As both demand and supply chains shift, and we figure out a way to have our kids attend classes from home while we talk to customers and colleagues, we will continue to depend on a plethora of tools. Companies that sell through the channel will rely heavily on automated, scalable tools like partner relationship management (PRM), partner marketing management (PMM) and partner sales management (PSM) software. Companies that sell directly will focus on tools that integrate various forms of customer experience management. Each will emphasize deep vertical usage tied to the sectors they serve. As the cloud continues to get cheaper, bandwidth and storage will become practically free and computational costs will also become negligible. The use of powerful, advanced technologies from the time we wake up to when we go to bed will be routine.
One last point I want to make: This is more of an observation than a prediction, based on how the scientific and technical communities are working together to come up with a coronavirus vaccine as well as anti-viral therapies to treat those who are already infected. While the academic and public scientific research communities—more so than the private sector—have always been highly collaborative in publishing research findings, collaborating via lab experiments and so on, it appears that the progress they are now making over a very short period of time is highly unusual and perhaps unprecedented. We also saw unprecedented coordination and collaboration among these professionals during the Ebola virus breakout, but because of the nature of that disease and its containment geographically, the world had more time to react to it.
Over the past few months, the scientific community has demonstrated how the path from fundamental research to commercialization can be rapidly accelerated with access to huge amounts of knowledge that is searchable with AI-based tools, advanced predictive modeling techniques and technology-enabled worldwide collaboration. One lab in one part of the world comes up with 69 potential drugs, and another lab takes that up, expanding research to hundreds more potential substances that may be useful for treating a new viral infection. We have experienced exponential growth and progress in the ways we store, search for, share and build upon information, and this will bring into the marketplace a whole new set of providers that will use existing and new channels for commercialization and distribution.

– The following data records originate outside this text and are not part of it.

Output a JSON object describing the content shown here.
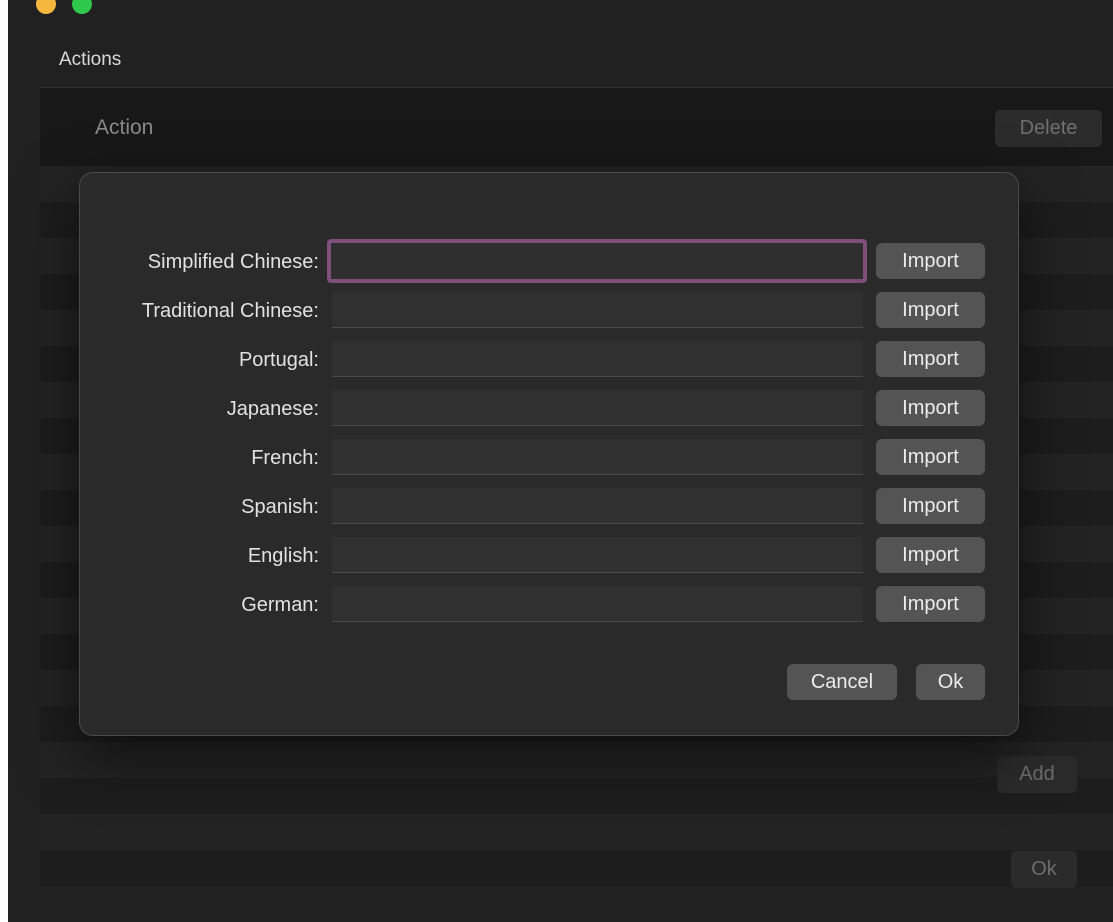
{
  "window": {
    "section_title": "Actions",
    "header_column": "Action",
    "delete_label": "Delete",
    "add_label": "Add",
    "ok_label": "Ok"
  },
  "dialog": {
    "rows": [
      {
        "label": "Simplified Chinese:",
        "value": "",
        "button": "Import"
      },
      {
        "label": "Traditional Chinese:",
        "value": "",
        "button": "Import"
      },
      {
        "label": "Portugal:",
        "value": "",
        "button": "Import"
      },
      {
        "label": "Japanese:",
        "value": "",
        "button": "Import"
      },
      {
        "label": "French:",
        "value": "",
        "button": "Import"
      },
      {
        "label": "Spanish:",
        "value": "",
        "button": "Import"
      },
      {
        "label": "English:",
        "value": "",
        "button": "Import"
      },
      {
        "label": "German:",
        "value": "",
        "button": "Import"
      }
    ],
    "cancel_label": "Cancel",
    "ok_label": "Ok"
  },
  "colors": {
    "focus_ring": "#7e4f7a",
    "button_bg": "#545454",
    "dialog_bg": "#2a2a2a"
  }
}
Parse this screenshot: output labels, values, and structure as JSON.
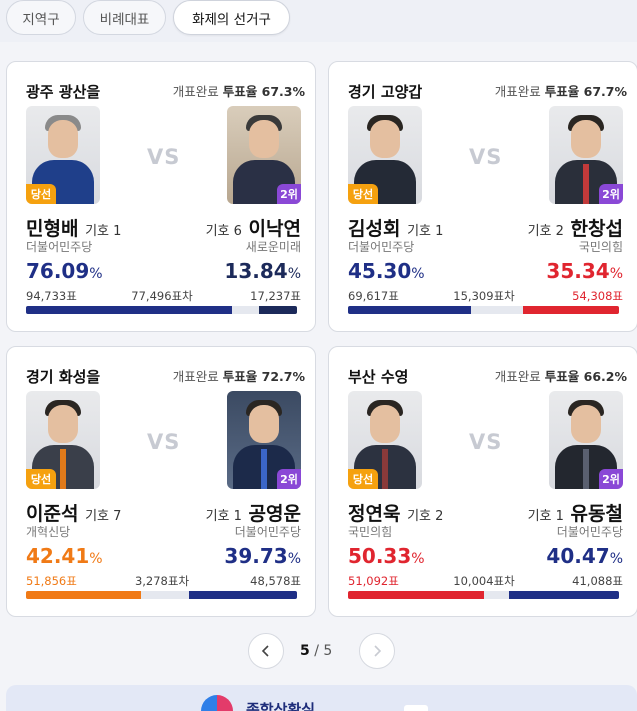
{
  "tabs": [
    {
      "label": "지역구"
    },
    {
      "label": "비례대표"
    },
    {
      "label": "화제의 선거구",
      "active": true
    }
  ],
  "cards": [
    {
      "region": "광주 광산을",
      "status": "개표완료",
      "turnout": "투표율 67.3%",
      "vs": "VS",
      "left": {
        "name": "민형배",
        "num": "기호 1",
        "party": "더불어민주당",
        "pct": "76.09",
        "pct_unit": "%",
        "votes": "94,733표",
        "badge": "당선"
      },
      "right": {
        "name": "이낙연",
        "num": "기호 6",
        "party": "새로운미래",
        "pct": "13.84",
        "pct_unit": "%",
        "votes": "17,237표",
        "badge": "2위"
      },
      "diff": "77,496표차",
      "bar": {
        "left_share": 0.7609,
        "right_share": 0.1384,
        "left_color": "#1f2f86",
        "right_color": "#1c2a5a"
      }
    },
    {
      "region": "경기 고양갑",
      "status": "개표완료",
      "turnout": "투표율 67.7%",
      "vs": "VS",
      "left": {
        "name": "김성회",
        "num": "기호 1",
        "party": "더불어민주당",
        "pct": "45.30",
        "pct_unit": "%",
        "votes": "69,617표",
        "badge": "당선"
      },
      "right": {
        "name": "한창섭",
        "num": "기호 2",
        "party": "국민의힘",
        "pct": "35.34",
        "pct_unit": "%",
        "votes": "54,308표",
        "badge": "2위"
      },
      "diff": "15,309표차",
      "bar": {
        "left_share": 0.453,
        "right_share": 0.3534,
        "left_color": "#1f2f86",
        "right_color": "#e0252f"
      }
    },
    {
      "region": "경기 화성을",
      "status": "개표완료",
      "turnout": "투표율 72.7%",
      "vs": "VS",
      "left": {
        "name": "이준석",
        "num": "기호 7",
        "party": "개혁신당",
        "pct": "42.41",
        "pct_unit": "%",
        "votes": "51,856표",
        "badge": "당선"
      },
      "right": {
        "name": "공영운",
        "num": "기호 1",
        "party": "더불어민주당",
        "pct": "39.73",
        "pct_unit": "%",
        "votes": "48,578표",
        "badge": "2위"
      },
      "diff": "3,278표차",
      "bar": {
        "left_share": 0.4241,
        "right_share": 0.3973,
        "left_color": "#f07a16",
        "right_color": "#1f2f86"
      }
    },
    {
      "region": "부산 수영",
      "status": "개표완료",
      "turnout": "투표율 66.2%",
      "vs": "VS",
      "left": {
        "name": "정연욱",
        "num": "기호 2",
        "party": "국민의힘",
        "pct": "50.33",
        "pct_unit": "%",
        "votes": "51,092표",
        "badge": "당선"
      },
      "right": {
        "name": "유동철",
        "num": "기호 1",
        "party": "더불어민주당",
        "pct": "40.47",
        "pct_unit": "%",
        "votes": "41,088표",
        "badge": "2위"
      },
      "diff": "10,004표차",
      "bar": {
        "left_share": 0.5033,
        "right_share": 0.4047,
        "left_color": "#e0252f",
        "right_color": "#1f2f86"
      }
    }
  ],
  "pager": {
    "current": "5",
    "separator": "/",
    "total": "5",
    "prev_icon": "chevron-left-icon",
    "next_icon": "chevron-right-icon"
  },
  "banner": {
    "text": "종합상황실"
  }
}
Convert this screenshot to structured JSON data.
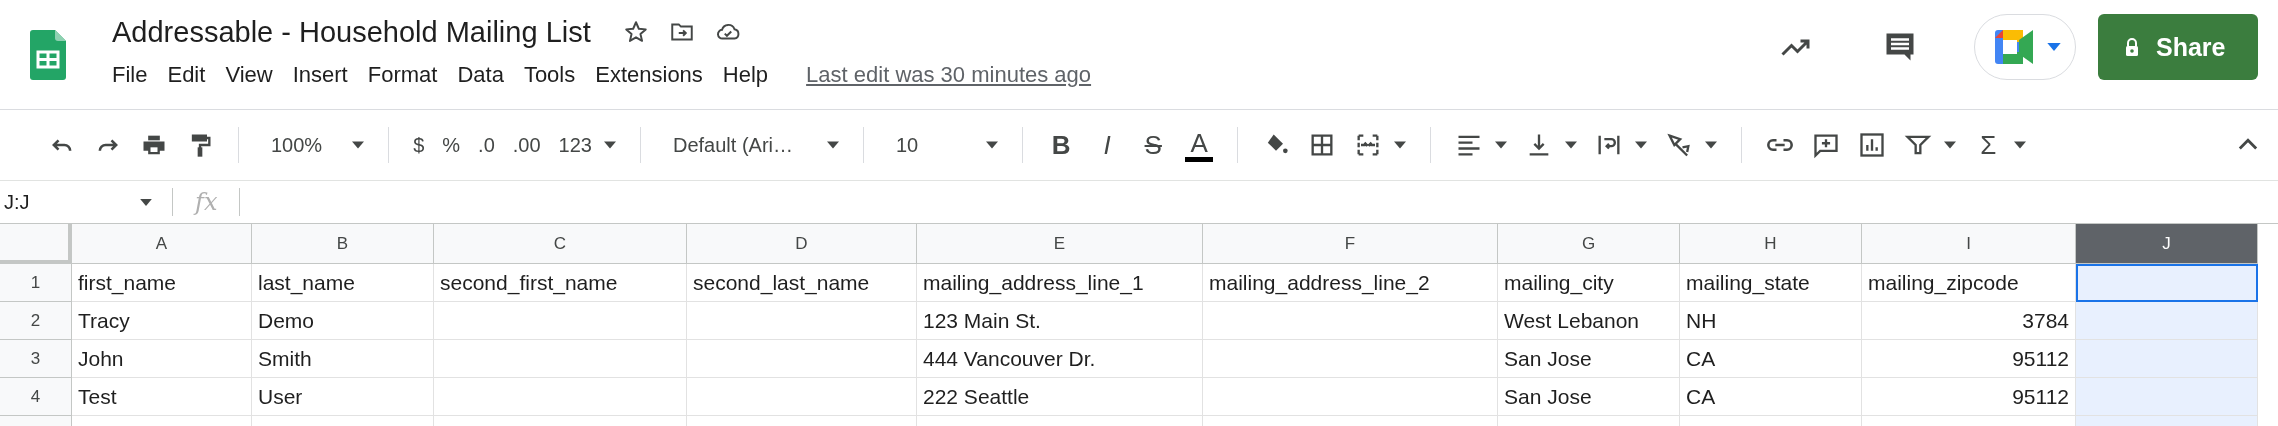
{
  "document": {
    "title": "Addressable - Household Mailing List",
    "last_edit": "Last edit was 30 minutes ago"
  },
  "menu": [
    "File",
    "Edit",
    "View",
    "Insert",
    "Format",
    "Data",
    "Tools",
    "Extensions",
    "Help"
  ],
  "share_button": {
    "label": "Share"
  },
  "toolbar": {
    "zoom": "100%",
    "currency": "$",
    "percent": "%",
    "decrease_decimals": ".0",
    "increase_decimals": ".00",
    "more_formats": "123",
    "font": "Default (Ari…",
    "font_size": "10",
    "bold": "B",
    "italic": "I",
    "strikethrough": "S",
    "text_color": "A",
    "functions": "Σ"
  },
  "formula_bar": {
    "name_box": "J:J",
    "fx": "fx"
  },
  "columns": [
    {
      "letter": "A",
      "kind": "text",
      "selected": false
    },
    {
      "letter": "B",
      "kind": "text",
      "selected": false
    },
    {
      "letter": "C",
      "kind": "text",
      "selected": false
    },
    {
      "letter": "D",
      "kind": "text",
      "selected": false
    },
    {
      "letter": "E",
      "kind": "text",
      "selected": false
    },
    {
      "letter": "F",
      "kind": "text",
      "selected": false
    },
    {
      "letter": "G",
      "kind": "text",
      "selected": false
    },
    {
      "letter": "H",
      "kind": "text",
      "selected": false
    },
    {
      "letter": "I",
      "kind": "number",
      "selected": false
    },
    {
      "letter": "J",
      "kind": "text",
      "selected": true
    }
  ],
  "rows": [
    {
      "number": "1",
      "kind": "header",
      "active": true,
      "cells": [
        "first_name",
        "last_name",
        "second_first_name",
        "second_last_name",
        "mailing_address_line_1",
        "mailing_address_line_2",
        "mailing_city",
        "mailing_state",
        "mailing_zipcode",
        null
      ]
    },
    {
      "number": "2",
      "kind": "data",
      "active": false,
      "cells": [
        "Tracy",
        "Demo",
        null,
        null,
        "123 Main St.",
        null,
        "West Lebanon",
        "NH",
        "3784",
        null
      ]
    },
    {
      "number": "3",
      "kind": "data",
      "active": false,
      "cells": [
        "John",
        "Smith",
        null,
        null,
        "444 Vancouver Dr.",
        null,
        "San Jose",
        "CA",
        "95112",
        null
      ]
    },
    {
      "number": "4",
      "kind": "data",
      "active": false,
      "cells": [
        "Test",
        "User",
        null,
        null,
        "222 Seattle",
        null,
        "San Jose",
        "CA",
        "95112",
        null
      ]
    }
  ]
}
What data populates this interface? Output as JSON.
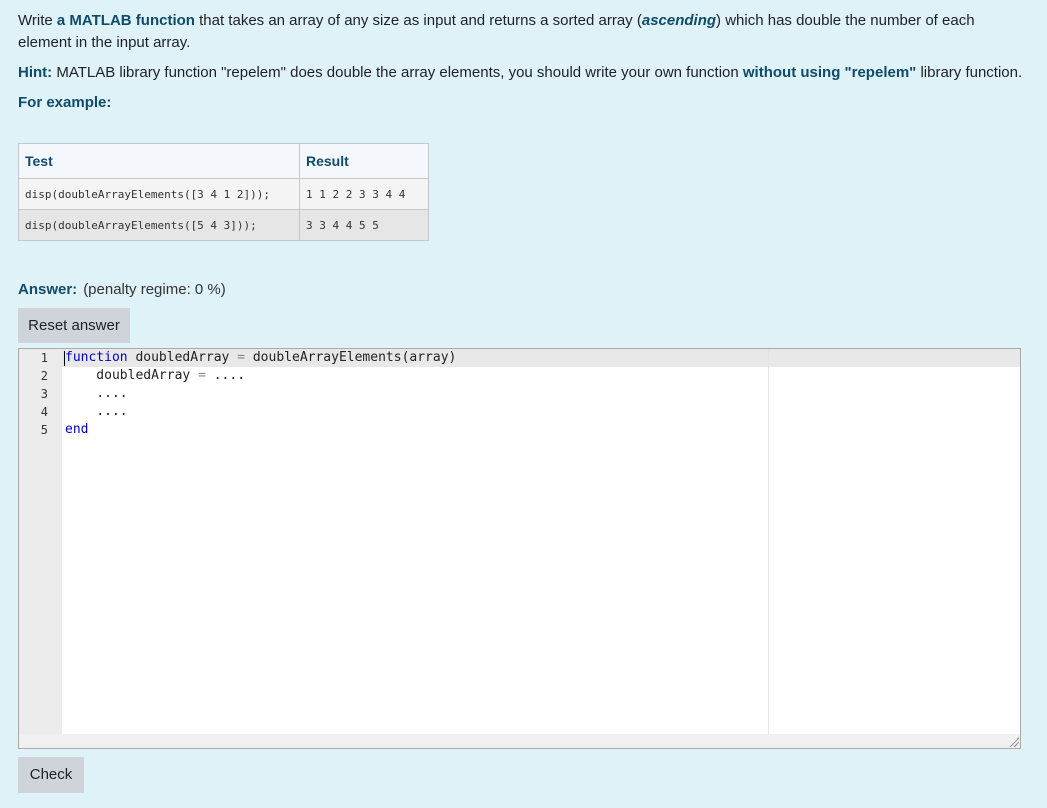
{
  "question": {
    "p1_prefix": "Write ",
    "p1_bold": "a MATLAB function",
    "p1_mid": " that takes an array of any size as input and returns a sorted array (",
    "p1_italic": "ascending",
    "p1_suffix": ") which has double the number of each element in the input array.",
    "hint_label": "Hint:",
    "hint_text": " MATLAB library function \"repelem\" does double the array elements, you should write your own function ",
    "hint_bold": "without using \"repelem\"",
    "hint_suffix": " library function.",
    "example_label": "For example:"
  },
  "examples": {
    "headers": [
      "Test",
      "Result"
    ],
    "rows": [
      {
        "test": "disp(doubleArrayElements([3 4 1 2]));",
        "result": "1 1 2 2 3 3 4 4"
      },
      {
        "test": "disp(doubleArrayElements([5 4 3]));",
        "result": "3 3 4 4 5 5"
      }
    ]
  },
  "answer": {
    "label": "Answer:",
    "penalty": "(penalty regime: 0 %)",
    "reset_label": "Reset answer",
    "check_label": "Check"
  },
  "editor": {
    "line_numbers": [
      "1",
      "2",
      "3",
      "4",
      "5"
    ],
    "line1_kw": "function",
    "line1_rest": " doubledArray ",
    "line1_op": "=",
    "line1_end": " doubleArrayElements(array)",
    "line2_a": "    doubledArray ",
    "line2_op": "=",
    "line2_b": " ....",
    "line3": "    ....",
    "line4": "    ....",
    "line5_kw": "end"
  }
}
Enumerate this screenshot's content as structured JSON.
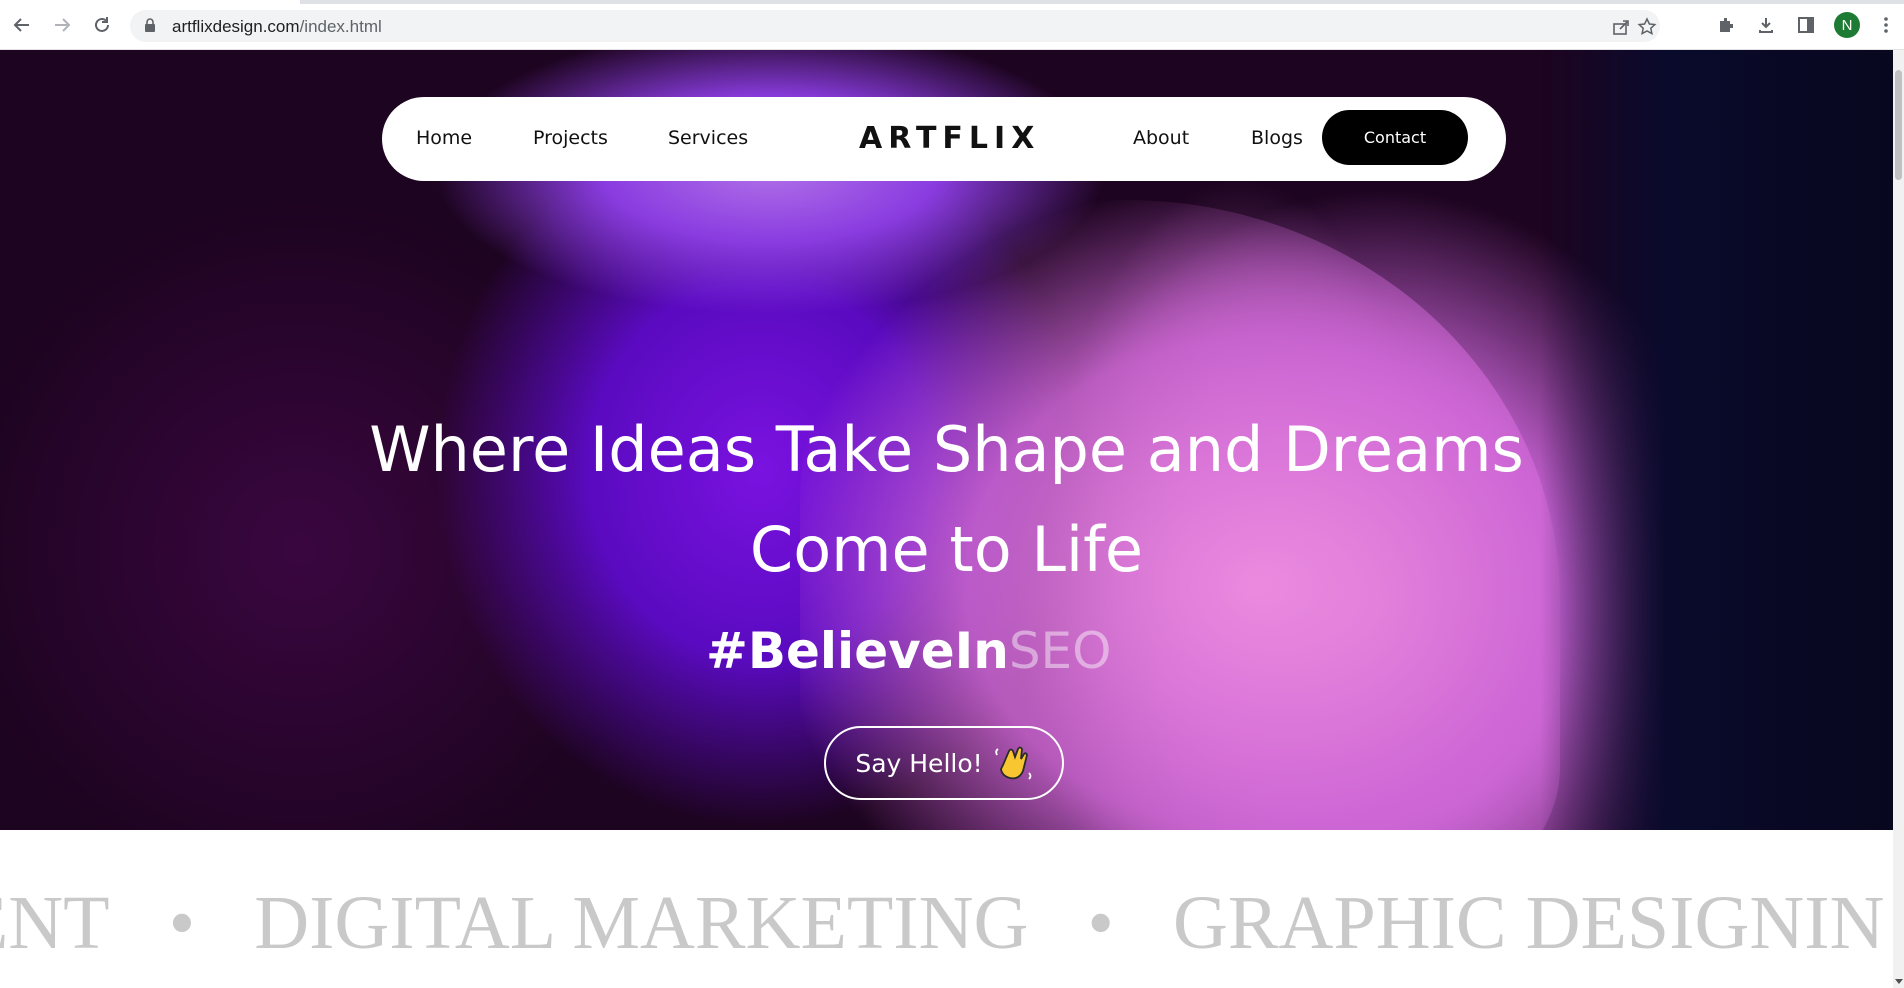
{
  "browser": {
    "url_domain": "artflixdesign.com",
    "url_path": "/index.html",
    "avatar_letter": "N"
  },
  "nav": {
    "home": "Home",
    "projects": "Projects",
    "services": "Services",
    "logo": "ARTFLIX",
    "about": "About",
    "blogs": "Blogs",
    "contact": "Contact"
  },
  "hero": {
    "headline_line1": "Where Ideas Take Shape and Dreams",
    "headline_line2": "Come to Life",
    "hashtag_main": "#BelieveIn",
    "hashtag_faded": "SEO",
    "cta_label": "Say Hello!"
  },
  "marquee": {
    "items": [
      "PMENT",
      "DIGITAL MARKETING",
      "GRAPHIC DESIGNIN"
    ],
    "separator": "•"
  },
  "colors": {
    "hero_purple": "#7a12e0",
    "hero_pink": "#e38ad9",
    "marquee_text": "#c9c9c9"
  }
}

How we work collectively and collaborate within a community or country or globally has evolved to a whole new level, both at the micro level of individual workers and at the macro level of nations and regions. This is true of onsite work, but even more so of remote work, and the tools we use will continue to evolve and accelerate.
I realize at this moment the world looks quite dark, with mounting job losses, potential restructuring, looming M&As and other market-shifting changes, but when this is all over and we return to some semblance of normality, we as a species will continue to adapt and move to a higher level of excellence. This is how we discovered fire, developed agricultural practices and built villages, traveled on shaky seas to explore, survived freezing weather, sang songs, drew pictures on cave walls, laughed, and passed all of it on to the next generation so they could have better lives than what we inherited. The spirit of human innovation and collaboration will once again reshape and improve how we live and work—this is what will ultimately prevail, not the virus.